- **PROBLEM STATEMENT**
Produce the records again in full, exactly as shown below.

- **DATA IN THIS EXERCISE**
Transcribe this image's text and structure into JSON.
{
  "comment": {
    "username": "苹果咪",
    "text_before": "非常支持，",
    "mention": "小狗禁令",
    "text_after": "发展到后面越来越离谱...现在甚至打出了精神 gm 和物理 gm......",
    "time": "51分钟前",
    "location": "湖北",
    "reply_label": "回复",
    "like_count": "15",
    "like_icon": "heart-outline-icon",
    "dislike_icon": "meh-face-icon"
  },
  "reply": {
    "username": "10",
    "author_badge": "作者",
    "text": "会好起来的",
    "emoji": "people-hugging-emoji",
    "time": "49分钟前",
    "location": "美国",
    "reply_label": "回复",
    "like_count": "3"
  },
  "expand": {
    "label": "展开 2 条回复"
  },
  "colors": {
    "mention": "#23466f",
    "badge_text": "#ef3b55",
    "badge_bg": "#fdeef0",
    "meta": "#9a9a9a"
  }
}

- **WRITTEN REPLY**
Transcribe this image's text and structure into JSON.
{
  "comment": {
    "username": "苹果咪",
    "text_before": "非常支持，",
    "mention": "小狗禁令",
    "text_after": "发展到后面越来越离谱...现在甚至打出了精神 gm 和物理 gm......",
    "time": "51分钟前",
    "location": "湖北",
    "reply_label": "回复",
    "like_count": "15",
    "like_icon": "heart-outline-icon",
    "dislike_icon": "meh-face-icon"
  },
  "reply": {
    "username": "10",
    "author_badge": "作者",
    "text": "会好起来的",
    "emoji": "people-hugging-emoji",
    "time": "49分钟前",
    "location": "美国",
    "reply_label": "回复",
    "like_count": "3"
  },
  "expand": {
    "label": "展开 2 条回复"
  },
  "colors": {
    "mention": "#23466f",
    "badge_text": "#ef3b55",
    "badge_bg": "#fdeef0",
    "meta": "#9a9a9a"
  }
}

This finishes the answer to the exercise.